And as we prepare for winter, our inevitable death, we also internalize the things that will be useful in the spring—in the next phase of life when we are released from the constraints of space and time.

Perhaps this analogy has been a bit of a stretch, but maybe one of the reasons the Creator gave us the astounding beauty of the trees was to leave signposts that point us to the truth as we try to figure out our place in the cosmos.  Regardless, this year’s display of autumn leaves has reminded me of the important work that remains to be done, and it reminds me that the second half of our lives has the potential to the be most productive time of our life.  It may be worth considering.

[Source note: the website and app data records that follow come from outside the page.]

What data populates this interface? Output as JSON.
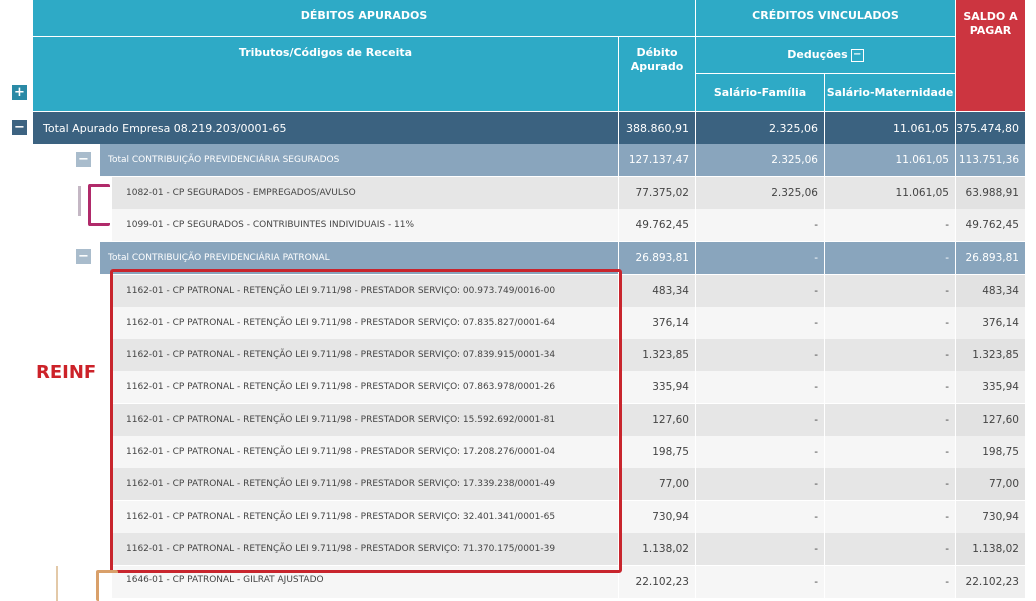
{
  "header": {
    "debitos_apurados": "DÉBITOS APURADOS",
    "creditos_vinculados": "CRÉDITOS VINCULADOS",
    "saldo_a_pagar": "SALDO A PAGAR",
    "tributos_codigos": "Tributos/Códigos de Receita",
    "debito_apurado": "Débito Apurado",
    "deducoes": "Deduções",
    "salario_familia": "Salário-Família",
    "salario_maternidade": "Salário-Maternidade"
  },
  "annotation": {
    "label": "REINF"
  },
  "total": {
    "label": "Total Apurado Empresa 08.219.203/0001-65",
    "debito": "388.860,91",
    "salario_familia": "2.325,06",
    "salario_maternidade": "11.061,05",
    "saldo": "375.474,80"
  },
  "groups": [
    {
      "label": "Total CONTRIBUIÇÃO PREVIDENCIÁRIA SEGURADOS",
      "debito": "127.137,47",
      "salario_familia": "2.325,06",
      "salario_maternidade": "11.061,05",
      "saldo": "113.751,36",
      "rows": [
        {
          "label": "1082-01 - CP SEGURADOS - EMPREGADOS/AVULSO",
          "debito": "77.375,02",
          "salario_familia": "2.325,06",
          "salario_maternidade": "11.061,05",
          "saldo": "63.988,91"
        },
        {
          "label": "1099-01 - CP SEGURADOS - CONTRIBUINTES INDIVIDUAIS - 11%",
          "debito": "49.762,45",
          "salario_familia": "-",
          "salario_maternidade": "-",
          "saldo": "49.762,45"
        }
      ]
    },
    {
      "label": "Total CONTRIBUIÇÃO PREVIDENCIÁRIA PATRONAL",
      "debito": "26.893,81",
      "salario_familia": "-",
      "salario_maternidade": "-",
      "saldo": "26.893,81",
      "rows": [
        {
          "label": "1162-01 - CP PATRONAL - RETENÇÃO LEI 9.711/98 - PRESTADOR SERVIÇO: 00.973.749/0016-00",
          "debito": "483,34",
          "salario_familia": "-",
          "salario_maternidade": "-",
          "saldo": "483,34"
        },
        {
          "label": "1162-01 - CP PATRONAL - RETENÇÃO LEI 9.711/98 - PRESTADOR SERVIÇO: 07.835.827/0001-64",
          "debito": "376,14",
          "salario_familia": "-",
          "salario_maternidade": "-",
          "saldo": "376,14"
        },
        {
          "label": "1162-01 - CP PATRONAL - RETENÇÃO LEI 9.711/98 - PRESTADOR SERVIÇO: 07.839.915/0001-34",
          "debito": "1.323,85",
          "salario_familia": "-",
          "salario_maternidade": "-",
          "saldo": "1.323,85"
        },
        {
          "label": "1162-01 - CP PATRONAL - RETENÇÃO LEI 9.711/98 - PRESTADOR SERVIÇO: 07.863.978/0001-26",
          "debito": "335,94",
          "salario_familia": "-",
          "salario_maternidade": "-",
          "saldo": "335,94"
        },
        {
          "label": "1162-01 - CP PATRONAL - RETENÇÃO LEI 9.711/98 - PRESTADOR SERVIÇO: 15.592.692/0001-81",
          "debito": "127,60",
          "salario_familia": "-",
          "salario_maternidade": "-",
          "saldo": "127,60"
        },
        {
          "label": "1162-01 - CP PATRONAL - RETENÇÃO LEI 9.711/98 - PRESTADOR SERVIÇO: 17.208.276/0001-04",
          "debito": "198,75",
          "salario_familia": "-",
          "salario_maternidade": "-",
          "saldo": "198,75"
        },
        {
          "label": "1162-01 - CP PATRONAL - RETENÇÃO LEI 9.711/98 - PRESTADOR SERVIÇO: 17.339.238/0001-49",
          "debito": "77,00",
          "salario_familia": "-",
          "salario_maternidade": "-",
          "saldo": "77,00"
        },
        {
          "label": "1162-01 - CP PATRONAL - RETENÇÃO LEI 9.711/98 - PRESTADOR SERVIÇO: 32.401.341/0001-65",
          "debito": "730,94",
          "salario_familia": "-",
          "salario_maternidade": "-",
          "saldo": "730,94"
        },
        {
          "label": "1162-01 - CP PATRONAL - RETENÇÃO LEI 9.711/98 - PRESTADOR SERVIÇO: 71.370.175/0001-39",
          "debito": "1.138,02",
          "salario_familia": "-",
          "salario_maternidade": "-",
          "saldo": "1.138,02"
        },
        {
          "label": "1646-01 - CP PATRONAL - GILRAT AJUSTADO",
          "debito": "22.102,23",
          "salario_familia": "-",
          "salario_maternidade": "-",
          "saldo": "22.102,23"
        }
      ]
    }
  ]
}
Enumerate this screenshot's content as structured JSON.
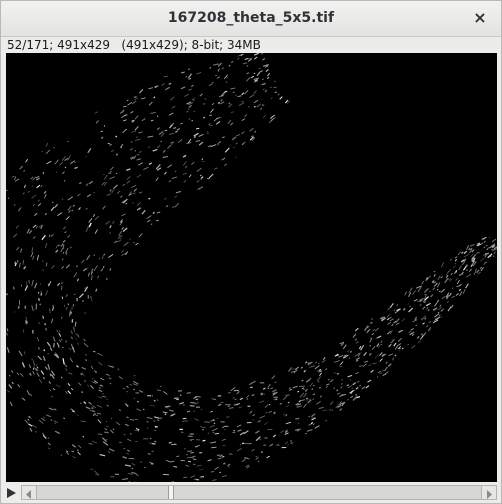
{
  "window": {
    "title": "167208_theta_5x5.tif",
    "close_glyph": "×"
  },
  "image_info": {
    "text": "52/171; 491x429   (491x429); 8-bit; 34MB"
  },
  "slice_slider": {
    "current": 52,
    "total": 171
  },
  "icons": {
    "close": "close-icon",
    "play": "play-icon",
    "scroll_left": "arrow-left-icon",
    "scroll_right": "arrow-right-icon"
  },
  "colors": {
    "canvas_background": "#000000",
    "signal": "#ffffff"
  }
}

1Simpson, Richard.  “Why Do Leaves Change Color in the Fall Season?”  Ask A Biologist, askabiologist.asu.edu/questions/why-do-leaves-change-color.  Accessed 5 November 2019.

Autumn Lake New Zealand

Leave a Reply

Fill in your details below or click an icon to log in:

WordPress.com Logo

You are commenting using your WordPress.com account. Log Out /  Change )

Google photo

You are commenting using your Google account. Log Out /  Change )

Twitter picture

You are commenting using your Twitter account. Log Out /  Change )

Facebook photo

You are commenting using your Facebook account. Log Out /  Change )

Connecting to %s

This site uses Akismet to reduce spam. Learn how your comment data is processed.